So, as I’m writing this last love letter to you I will have to summon some modicum of faith, permit myself to trust that your middle-aged years, your descent into the realm of the elderly, and your arrival there have been for the most part a journey encompassed by hard work, various social opportunities, and frequent visits from those who remain who love you still. I have requested that your brother leave these letters bound in a book for your caretakers to peruse, with each entry marking a new passage in your life, an acknowledgement that you yourself are moving closer to your own final moments. I hope the people who have cared for you, fed you, clothed and housed you, and at the very least enjoyed you to some degree, have read these on occasion. Photos tell a story, but nothing paints a picture more illuminating than words.

If my wish came true, and in their few idle moments they were able to reflect upon these letters that I have left for you as solace and succor in your remaining years, I hope those who live with you will understand this. That before them is an old man yes, one who can intimate an entire conversation with his eyes, but cannot emit one with his mouth. That this elderly gentleman is quite contrary at times, but can be reasoned with, does comprehend the subtleties of demand and request, and will comply in his own time. I hope they fathom your innate intelligence, push you always to accomplish more, solicit from you your best self in all domains. You are capable of so much. I hope that fact has been recognized, and honored.

Finally, my deepest desire in creating this legacy of your life is that your care-givers will be cognizant of how loving you are and were, how affection was always a staple of your personality. I hope my words will convey to them how demonstrating your love for those in your inner circle dominated your days. I wish them to see that once you were an adorable child, toddler, and infant who always eventually conquered his anger and his incompatibility with the typical world with a mighty hug. I hope that my anecdotes of your childhood, the extra time I had to build into our morning routine for your embraces, the way your arms would encircle me at night as I sang your baby song to you and you patted my shoulder in appreciation, will stay forefront in their minds even when you are difficult. I pray that they will see you as a whole being, an entity capable of the full range of human emotion. I hope they will have loved you, even a little.

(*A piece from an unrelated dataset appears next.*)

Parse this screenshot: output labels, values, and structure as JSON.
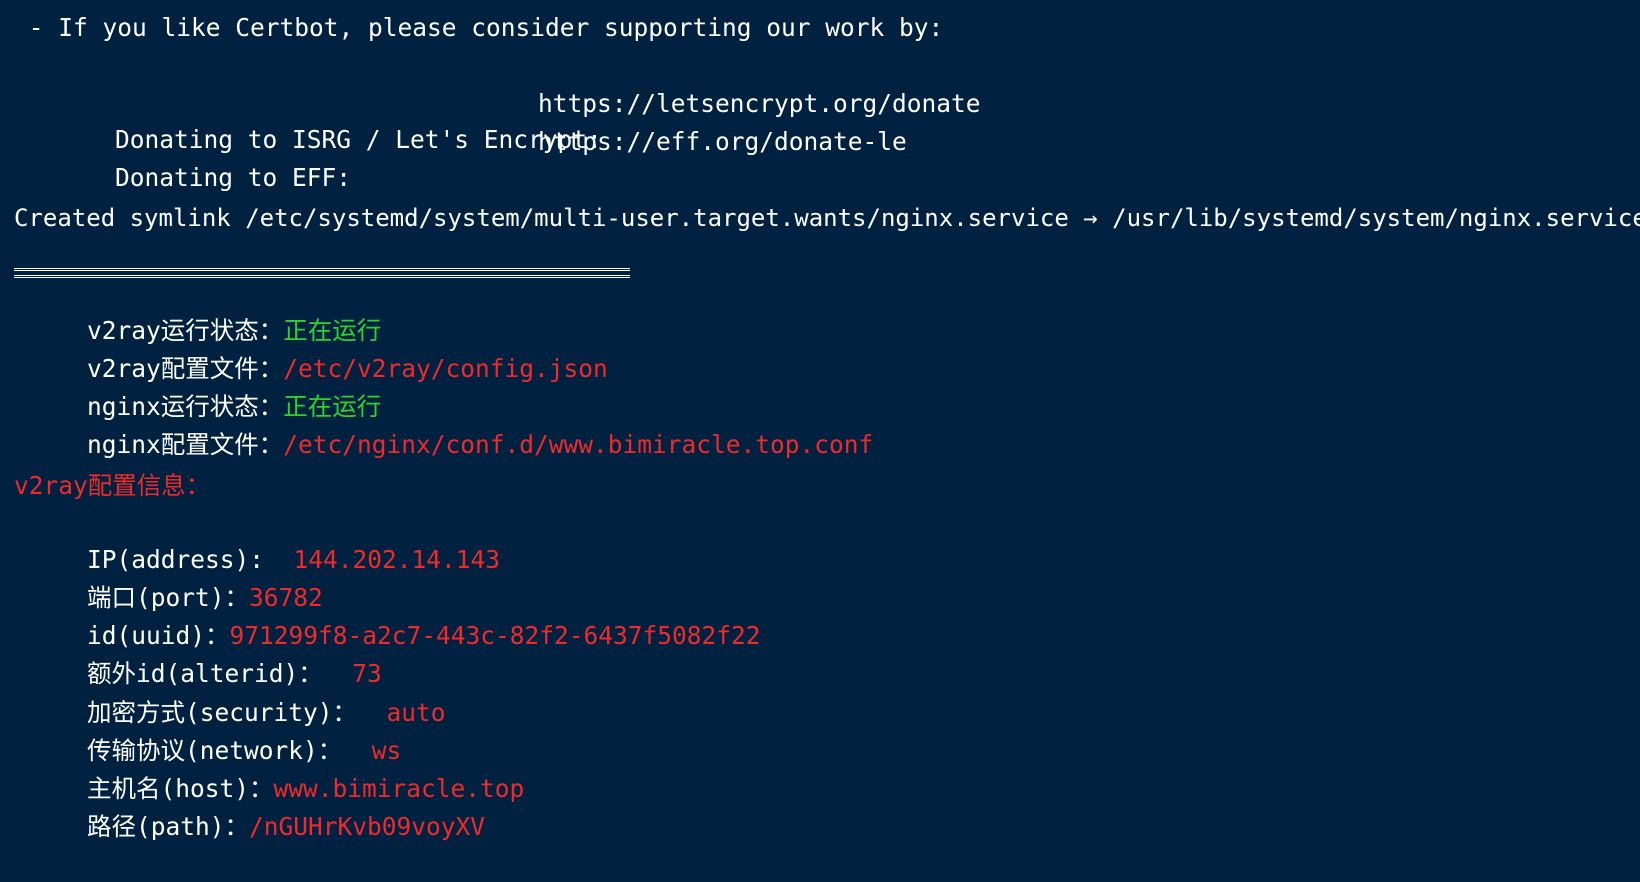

I do not believe that we will see each other again. Unfortunately, although I’ve tried, my mind has not afforded me the comfort to fully embrace that belief. In the end I think my lack of faith in the afterlife was its own blessing, as it continually pushed me to make every moment we had together count, to elongate and enrich our connection as often as possible. Believing death to be a permanent sleep, which I am certain I will enjoy, made me a better mother.

I have long ago gone into my “good night”, and I wish you safe passage into yours. I will say to you what I whispered in your ear every evening I cared for you, whether you were infant, teen, or grown man. I leave you with this, my forever sweet son.

Sleep well, Justin. I love you with all of my heart, and all of my soul. As always, you are my good boy.

Rest.